=== Begin Enclosure ===

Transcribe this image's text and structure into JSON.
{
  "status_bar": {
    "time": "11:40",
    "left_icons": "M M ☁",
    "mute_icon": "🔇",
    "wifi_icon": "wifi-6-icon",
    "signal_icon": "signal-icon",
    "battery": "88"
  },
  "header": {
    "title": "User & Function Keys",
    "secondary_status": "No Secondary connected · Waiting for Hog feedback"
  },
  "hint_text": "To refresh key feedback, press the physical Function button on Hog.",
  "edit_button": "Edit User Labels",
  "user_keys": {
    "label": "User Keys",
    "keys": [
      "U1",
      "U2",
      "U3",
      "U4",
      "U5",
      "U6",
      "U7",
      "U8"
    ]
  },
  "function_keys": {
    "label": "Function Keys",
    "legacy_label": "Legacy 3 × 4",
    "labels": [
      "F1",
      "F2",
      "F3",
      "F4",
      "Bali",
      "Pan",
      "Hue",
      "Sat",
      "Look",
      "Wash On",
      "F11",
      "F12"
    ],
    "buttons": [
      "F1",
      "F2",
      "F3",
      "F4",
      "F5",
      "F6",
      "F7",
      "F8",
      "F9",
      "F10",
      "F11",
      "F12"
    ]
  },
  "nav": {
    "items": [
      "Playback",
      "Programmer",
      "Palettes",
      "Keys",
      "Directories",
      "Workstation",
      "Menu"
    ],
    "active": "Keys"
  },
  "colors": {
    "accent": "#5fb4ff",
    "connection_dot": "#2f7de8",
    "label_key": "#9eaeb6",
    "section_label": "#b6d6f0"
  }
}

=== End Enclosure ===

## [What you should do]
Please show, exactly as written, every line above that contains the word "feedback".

## [Written answer]
    "secondary_status": "No Secondary connected · Waiting for Hog feedback"
  "hint_text": "To refresh key feedback, press the physical Function button on Hog.",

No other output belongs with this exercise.